Tuesday, September 2, 2014
Arthritis and Rheumatism
Can a Positive ANA be Normal in Some People?
My son has suffered from bloating and chronic constipation since 2001 when he was 17. Colonoscopy, lower GI, etc. proved negative, but during blood work in 2001 a ANA test resulted in a reading of 1:1280. Other than the constipation and significant weight loss, there were no other symptoms of an autoimmune disease at that time. He has always had a red rash across his cheeks (not his nose) and did have Fifth`s disease at age 5 (the rash stayed). We were told that some people have ANA present in their systems naturally. He learned to live with the symptoms. He is now 24 and suffering from fatigue, excessive sleepiness, and a tingling sensation in his finger tips, as well as the chronic constipation. He has an appointment with our family doc in 2 weeks. What questions/tests should he ask/request? Should we have questioned the positive ANA results in 2001?

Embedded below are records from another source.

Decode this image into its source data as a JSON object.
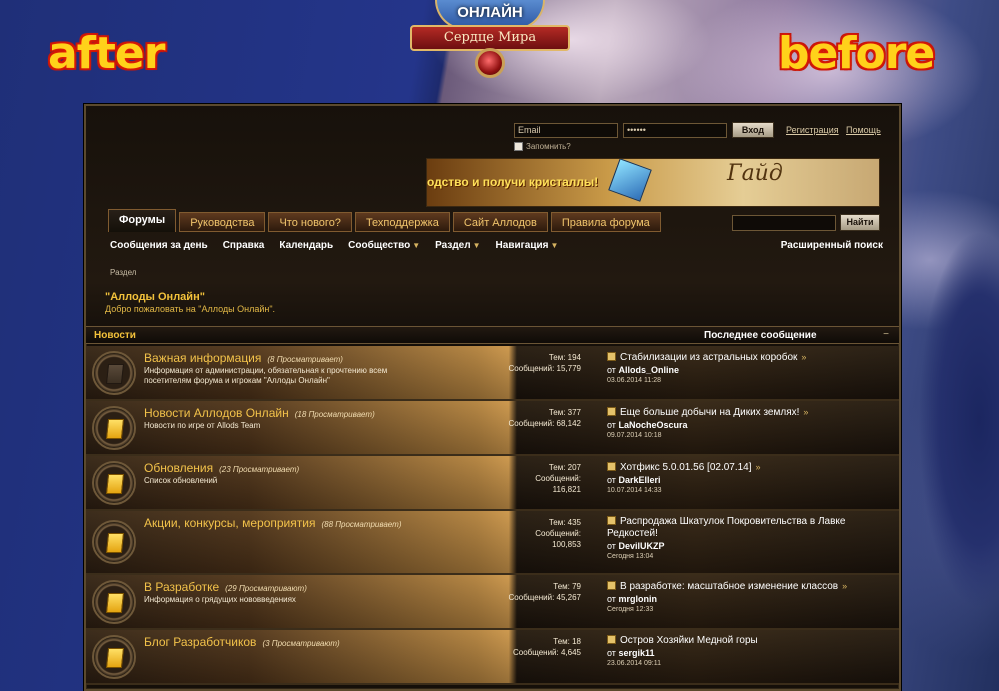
{
  "labels": {
    "after": "after",
    "before": "before"
  },
  "logo": {
    "title": "ОНЛАЙН",
    "subtitle": "Сердце Мира"
  },
  "login": {
    "email_value": "Email",
    "password_value": "••••••",
    "login_button": "Вход",
    "register_link": "Регистрация",
    "help_link": "Помощь",
    "remember_label": "Запомнить?"
  },
  "banner": {
    "slogan": "одство и получи кристаллы!",
    "guide": "Гайд"
  },
  "tabs": [
    "Форумы",
    "Руководства",
    "Что нового?",
    "Техподдержка",
    "Сайт Аллодов",
    "Правила форума"
  ],
  "search": {
    "button": "Найти",
    "advanced": "Расширенный поиск"
  },
  "subnav": [
    {
      "label": "Сообщения за день",
      "dropdown": false
    },
    {
      "label": "Справка",
      "dropdown": false
    },
    {
      "label": "Календарь",
      "dropdown": false
    },
    {
      "label": "Сообщество",
      "dropdown": true
    },
    {
      "label": "Раздел",
      "dropdown": true
    },
    {
      "label": "Навигация",
      "dropdown": true
    }
  ],
  "breadcrumb": "Раздел",
  "forum": {
    "title": "\"Аллоды Онлайн\"",
    "welcome": "Добро пожаловать на \"Аллоды Онлайн\"."
  },
  "category": {
    "name": "Новости",
    "last_post_header": "Последнее сообщение",
    "collapse": "−"
  },
  "rows": [
    {
      "name": "Важная информация",
      "viewers": "(8 Просматривает)",
      "desc": "Информация от администрации, обязательная к прочтению всем посетителям форума и игрокам \"Аллоды Онлайн\"",
      "topics": "Тем: 194",
      "posts": "Сообщений: 15,779",
      "last_title": "Стабилизации из астральных коробок",
      "last_by_prefix": "от",
      "last_by": "Allods_Online",
      "last_date": "03.06.2014 11:28",
      "icon_state": "gray"
    },
    {
      "name": "Новости Аллодов Онлайн",
      "viewers": "(18 Просматривает)",
      "desc": "Новости по игре от Allods Team",
      "topics": "Тем: 377",
      "posts": "Сообщений: 68,142",
      "last_title": "Еще больше добычи на Диких землях!",
      "last_by_prefix": "от",
      "last_by": "LaNocheOscura",
      "last_date": "09.07.2014 10:18",
      "icon_state": "gold"
    },
    {
      "name": "Обновления",
      "viewers": "(23 Просматривает)",
      "desc": "Список обновлений",
      "topics": "Тем: 207",
      "posts": "Сообщений:",
      "posts2": "116,821",
      "last_title": "Хотфикс 5.0.01.56 [02.07.14]",
      "last_by_prefix": "от",
      "last_by": "DarkElleri",
      "last_date": "10.07.2014 14:33",
      "icon_state": "gold"
    },
    {
      "name": "Акции, конкурсы, мероприятия",
      "viewers": "(88 Просматривает)",
      "desc": "",
      "topics": "Тем: 435",
      "posts": "Сообщений:",
      "posts2": "100,853",
      "last_title": "Распродажа Шкатулок Покровительства в Лавке Редкостей!",
      "last_by_prefix": "от",
      "last_by": "DevilUKZP",
      "last_date": "Сегодня 13:04",
      "icon_state": "gold"
    },
    {
      "name": "В Разработке",
      "viewers": "(29 Просматривают)",
      "desc": "Информация о грядущих нововведениях",
      "topics": "Тем: 79",
      "posts": "Сообщений: 45,267",
      "last_title": "В разработке: масштабное изменение классов",
      "last_by_prefix": "от",
      "last_by": "mrglonin",
      "last_date": "Сегодня 12:33",
      "icon_state": "gold"
    },
    {
      "name": "Блог Разработчиков",
      "viewers": "(3 Просматривают)",
      "desc": "",
      "topics": "Тем: 18",
      "posts": "Сообщений: 4,645",
      "last_title": "Остров Хозяйки Медной горы",
      "last_by_prefix": "от",
      "last_by": "sergik11",
      "last_date": "23.06.2014 09:11",
      "icon_state": "gold"
    }
  ],
  "colors": {
    "gold_text": "#f2c24a",
    "accent_red": "#c2140a",
    "frame_bg": "#150f09"
  }
}
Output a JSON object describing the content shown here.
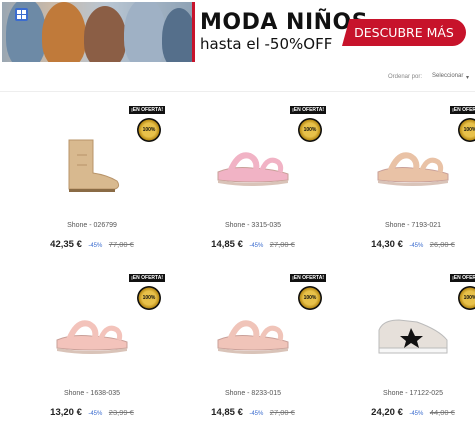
{
  "banner": {
    "title": "MODA NIÑOS",
    "subtitle": "hasta el -50%OFF",
    "cta": "DESCUBRE MÁS"
  },
  "toolbar": {
    "view_icon": "grid-view-icon",
    "sort_label": "Ordenar por:",
    "sort_value": "Seleccionar"
  },
  "products": [
    {
      "badge": "¡EN OFERTA!",
      "seal": "100%",
      "name": "Shone - 026799",
      "price": "42,35 €",
      "discount": "-45%",
      "old_price": "77,00 €",
      "color": "#d8b98f",
      "type": "boot"
    },
    {
      "badge": "¡EN OFERTA!",
      "seal": "100%",
      "name": "Shone - 3315-035",
      "price": "14,85 €",
      "discount": "-45%",
      "old_price": "27,00 €",
      "color": "#f1b3c5",
      "type": "sandal"
    },
    {
      "badge": "¡EN OFERTA!",
      "seal": "100%",
      "name": "Shone - 7193-021",
      "price": "14,30 €",
      "discount": "-45%",
      "old_price": "26,00 €",
      "color": "#e9c2a6",
      "type": "sandal"
    },
    {
      "badge": "¡EN OFERTA!",
      "seal": "100%",
      "name": "Shone - 1638-035",
      "price": "13,20 €",
      "discount": "-45%",
      "old_price": "23,99 €",
      "color": "#f3c3bb",
      "type": "sandal"
    },
    {
      "badge": "¡EN OFERTA!",
      "seal": "100%",
      "name": "Shone - 8233-015",
      "price": "14,85 €",
      "discount": "-45%",
      "old_price": "27,00 €",
      "color": "#f0c4b9",
      "type": "sandal"
    },
    {
      "badge": "¡EN OFERTA!",
      "seal": "100%",
      "name": "Shone - 17122-025",
      "price": "24,20 €",
      "discount": "-45%",
      "old_price": "44,00 €",
      "color": "#e6e0da",
      "type": "sneaker"
    }
  ]
}
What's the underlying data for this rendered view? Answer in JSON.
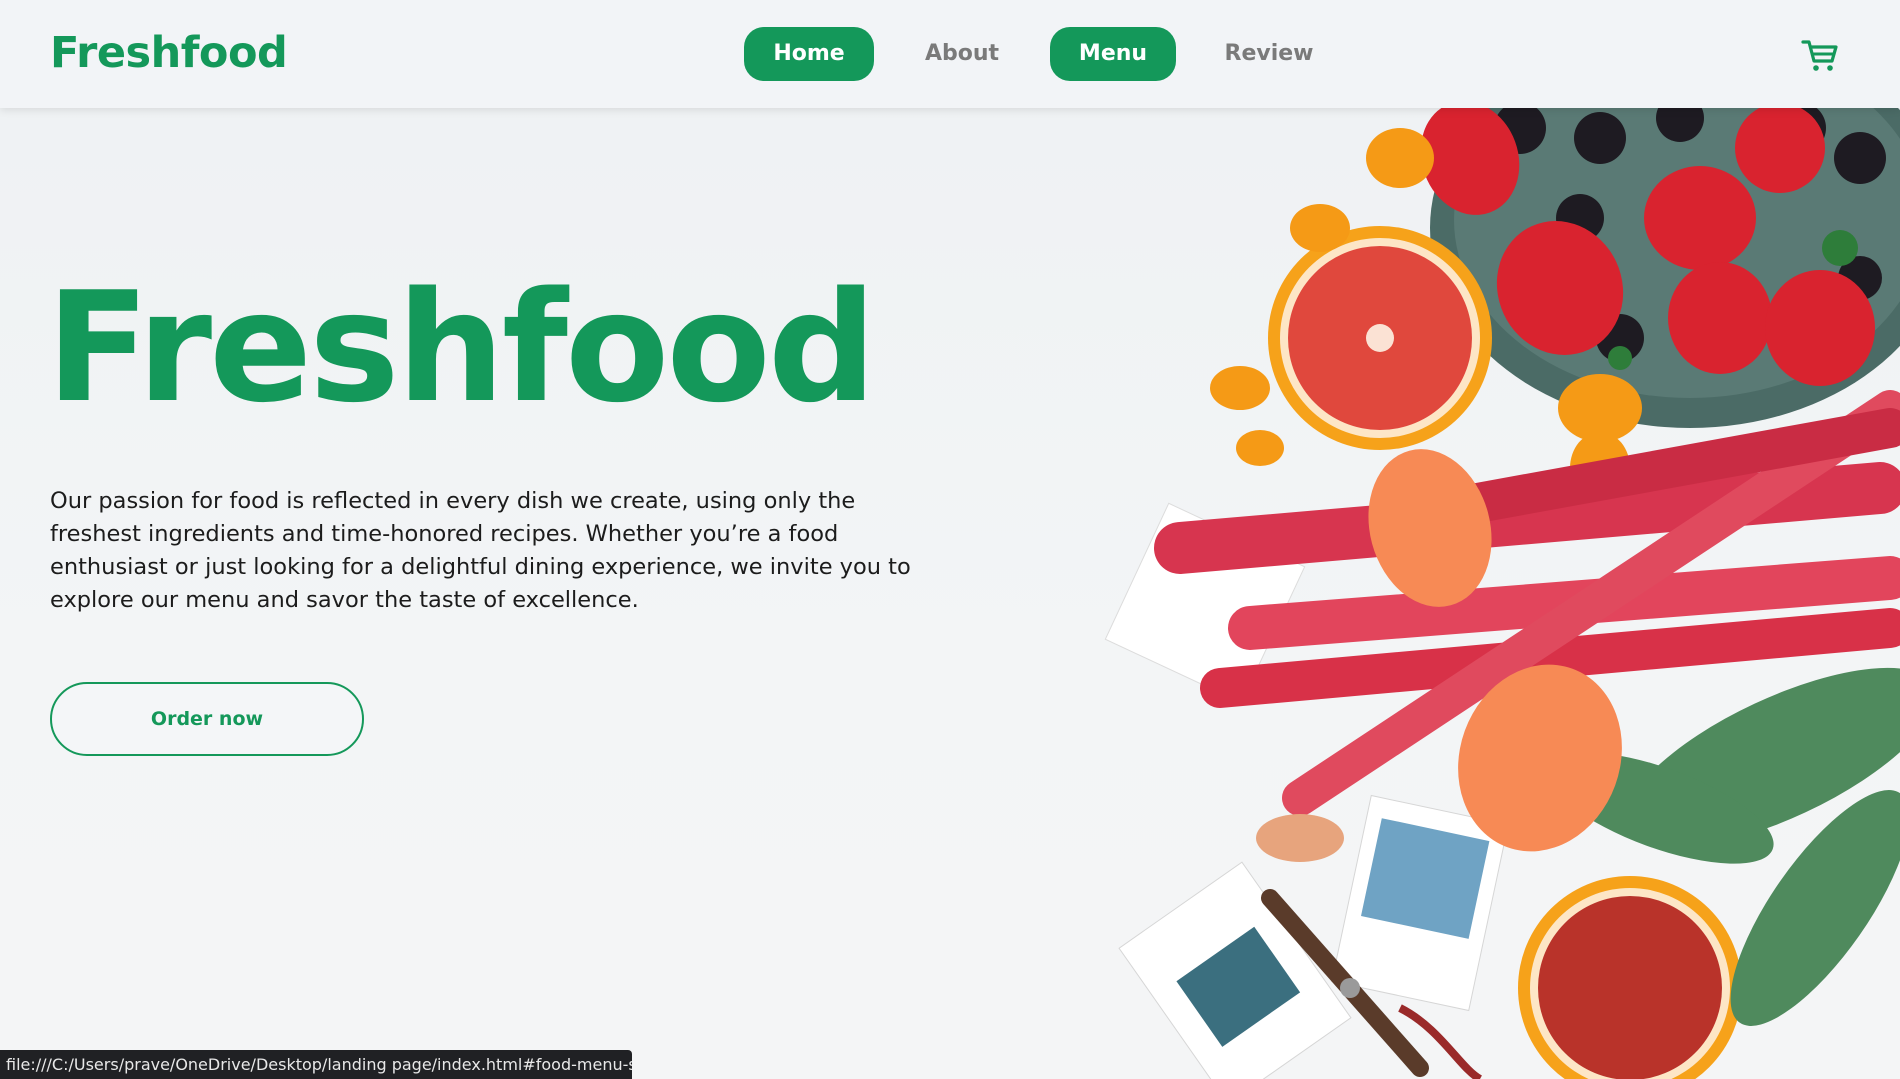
{
  "navbar": {
    "logo": "Freshfood",
    "links": [
      {
        "label": "Home",
        "active": true
      },
      {
        "label": "About",
        "active": false
      },
      {
        "label": "Menu",
        "active": true
      },
      {
        "label": "Review",
        "active": false
      }
    ],
    "cart_icon": "shopping-cart-icon"
  },
  "hero": {
    "title": "Freshfood",
    "description": "Our passion for food is reflected in every dish we create, using only the freshest ingredients and time-honored recipes. Whether you’re a food enthusiast or just looking for a delightful dining experience, we invite you to explore our menu and savor the taste of excellence.",
    "order_button": "Order now"
  },
  "status_bar": {
    "url": "file:///C:/Users/prave/OneDrive/Desktop/landing page/index.html#food-menu-section"
  },
  "colors": {
    "brand_green": "#14985a",
    "nav_inactive": "#7a7a7a",
    "background": "#f2f4f5"
  }
}
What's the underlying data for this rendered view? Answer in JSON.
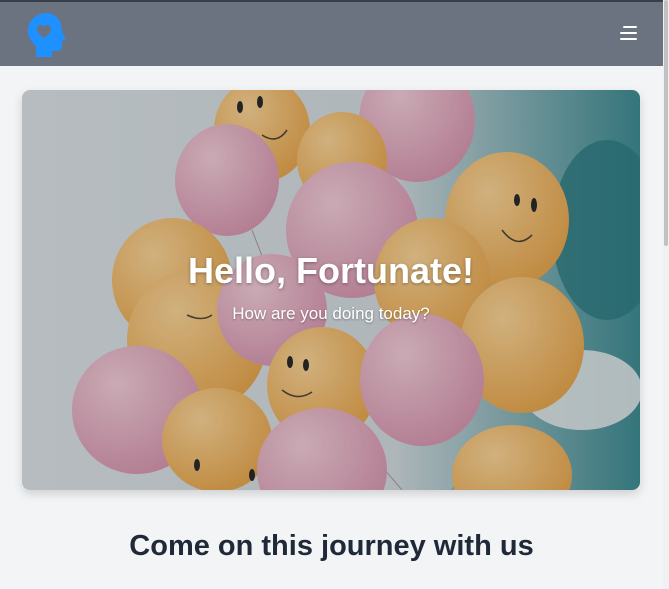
{
  "navbar": {
    "logo_icon": "head-heart-icon",
    "menu_icon": "hamburger-menu-icon",
    "background": "#6b7280",
    "logo_color": "#1e90ff"
  },
  "hero": {
    "title": "Hello, Fortunate!",
    "subtitle": "How are you doing today?",
    "image": "smiley-balloons-photo"
  },
  "section": {
    "title": "Come on this journey with us"
  }
}
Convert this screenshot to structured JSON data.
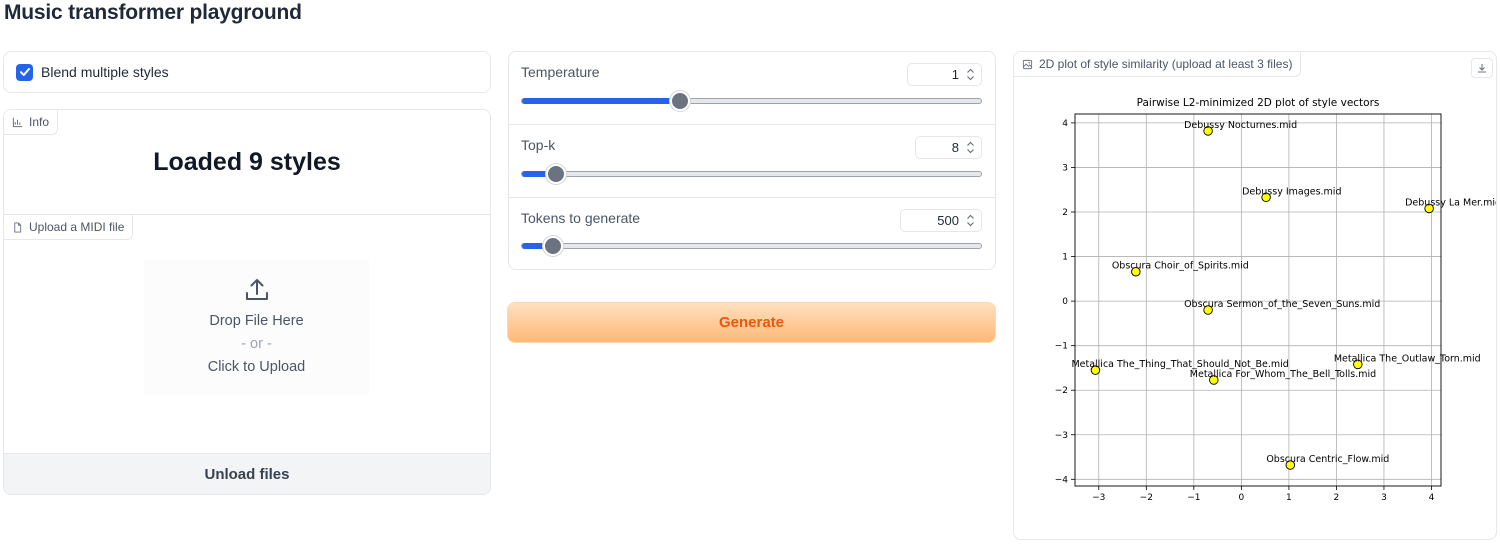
{
  "page": {
    "title": "Music transformer playground"
  },
  "blend": {
    "label": "Blend multiple styles",
    "checked": true,
    "accent_color": "#2563eb"
  },
  "info": {
    "chip_label": "Info",
    "icon": "bar-chart-icon",
    "text": "Loaded 9 styles"
  },
  "upload": {
    "chip_label": "Upload a MIDI file",
    "icon": "file-icon",
    "drop_text": "Drop File Here",
    "or_text": "- or -",
    "click_text": "Click to Upload",
    "unload_label": "Unload files"
  },
  "sliders": [
    {
      "label": "Temperature",
      "value": "1",
      "fraction": 0.342
    },
    {
      "label": "Top-k",
      "value": "8",
      "fraction": 0.074
    },
    {
      "label": "Tokens to generate",
      "value": "500",
      "fraction": 0.067
    }
  ],
  "generate": {
    "label": "Generate",
    "text_color": "#ea580c"
  },
  "plot": {
    "chip_label": "2D plot of style similarity (upload at least 3 files)",
    "icon": "image-icon",
    "download_icon": "download-icon"
  },
  "chart_data": {
    "type": "scatter",
    "title": "Pairwise L2-minimized 2D plot of style vectors",
    "xlabel": "",
    "ylabel": "",
    "xlim": [
      -3.5,
      4.2
    ],
    "ylim": [
      -4.15,
      4.2
    ],
    "xticks": [
      -3,
      -2,
      -1,
      0,
      1,
      2,
      3,
      4
    ],
    "yticks": [
      4,
      3,
      2,
      1,
      0,
      -1,
      -2,
      -3,
      -4
    ],
    "xtick_labels": [
      "−3",
      "−2",
      "−1",
      "0",
      "1",
      "2",
      "3",
      "4"
    ],
    "ytick_labels": [
      "4",
      "3",
      "2",
      "1",
      "0",
      "−1",
      "−2",
      "−3",
      "−4"
    ],
    "grid": true,
    "point_color": "#ffff00",
    "points": [
      {
        "label": "Debussy Nocturnes.mid",
        "x": -0.7,
        "y": 3.82
      },
      {
        "label": "Debussy Images.mid",
        "x": 0.52,
        "y": 2.33
      },
      {
        "label": "Debussy La Mer.mid",
        "x": 3.95,
        "y": 2.08
      },
      {
        "label": "Obscura Choir_of_Spirits.mid",
        "x": -2.22,
        "y": 0.66
      },
      {
        "label": "Obscura Sermon_of_the_Seven_Suns.mid",
        "x": -0.7,
        "y": -0.2
      },
      {
        "label": "Metallica The_Thing_That_Should_Not_Be.mid",
        "x": -3.07,
        "y": -1.55
      },
      {
        "label": "Metallica For_Whom_The_Bell_Tolls.mid",
        "x": -0.58,
        "y": -1.77
      },
      {
        "label": "Metallica The_Outlaw_Torn.mid",
        "x": 2.45,
        "y": -1.42
      },
      {
        "label": "Obscura Centric_Flow.mid",
        "x": 1.03,
        "y": -3.68
      }
    ]
  }
}
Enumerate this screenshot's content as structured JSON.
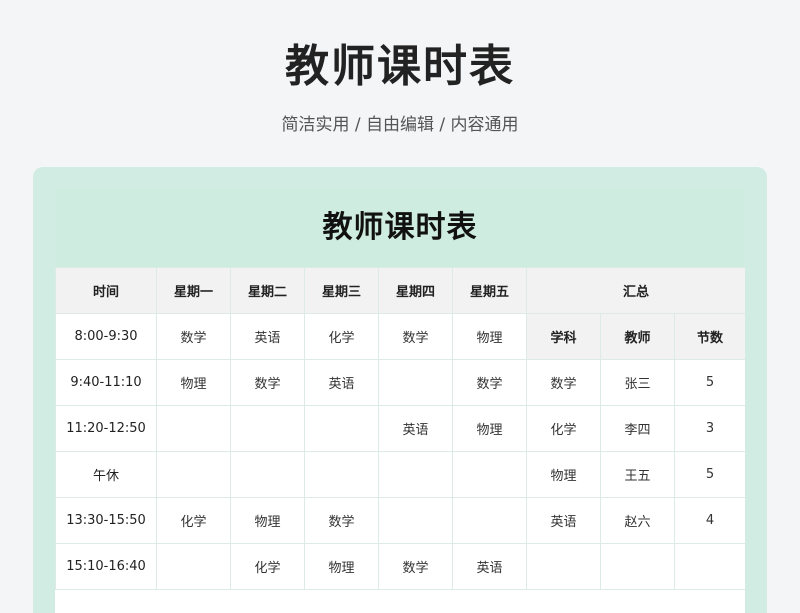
{
  "header": {
    "title": "教师课时表",
    "subtitle": "简洁实用 / 自由编辑 / 内容通用"
  },
  "sheet": {
    "title": "教师课时表",
    "columns": [
      "时间",
      "星期一",
      "星期二",
      "星期三",
      "星期四",
      "星期五"
    ],
    "summary_label": "汇总",
    "summary_columns": [
      "学科",
      "教师",
      "节数"
    ],
    "rows": [
      {
        "time": "8:00-9:30",
        "days": [
          "数学",
          "英语",
          "化学",
          "数学",
          "物理"
        ]
      },
      {
        "time": "9:40-11:10",
        "days": [
          "物理",
          "数学",
          "英语",
          "",
          "数学"
        ]
      },
      {
        "time": "11:20-12:50",
        "days": [
          "",
          "",
          "",
          "英语",
          "物理"
        ]
      },
      {
        "time": "午休",
        "days": [
          "",
          "",
          "",
          "",
          ""
        ]
      },
      {
        "time": "13:30-15:50",
        "days": [
          "化学",
          "物理",
          "数学",
          "",
          ""
        ]
      },
      {
        "time": "15:10-16:40",
        "days": [
          "",
          "化学",
          "物理",
          "数学",
          "英语"
        ]
      }
    ],
    "summary": [
      {
        "subject": "数学",
        "teacher": "张三",
        "count": "5"
      },
      {
        "subject": "化学",
        "teacher": "李四",
        "count": "3"
      },
      {
        "subject": "物理",
        "teacher": "王五",
        "count": "5"
      },
      {
        "subject": "英语",
        "teacher": "赵六",
        "count": "4"
      },
      {
        "subject": "",
        "teacher": "",
        "count": ""
      }
    ]
  },
  "colors": {
    "page_background": "#f4f5f7",
    "accent": "#cfece1",
    "header_fill": "#f2f2f2",
    "grid_line": "#dcebe6"
  }
}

An elevated anti-nuclear antibody (ANA) test may be present in up to 30% of individuals in a "normal" population. Typically, this is at a titer equal to or less than 1:40. An ANA titer of 1:320 may be present in about 3% of individuals in a "normal" population. In your son's instance, the ANA titer of 1:1,280 was definitively high, but it lacked and lacks any strong diagnostic power. If the ANA is still highly elevated, then a referral to a Rheumatologist to rule out rheumatic ANA-associated diseases is a reasonable request. Keep in mind, elevated ANA's are not only found in rheumatic diseases. Your son's rheumatologist may be able to refer you to a different specialist if he/she feels that the ANA is related to another disease process.
Raymond Hong, MD, MBA, FACR
Formerly, Assistant Professor of Medicine
School of Medicine
Case Western Reserve University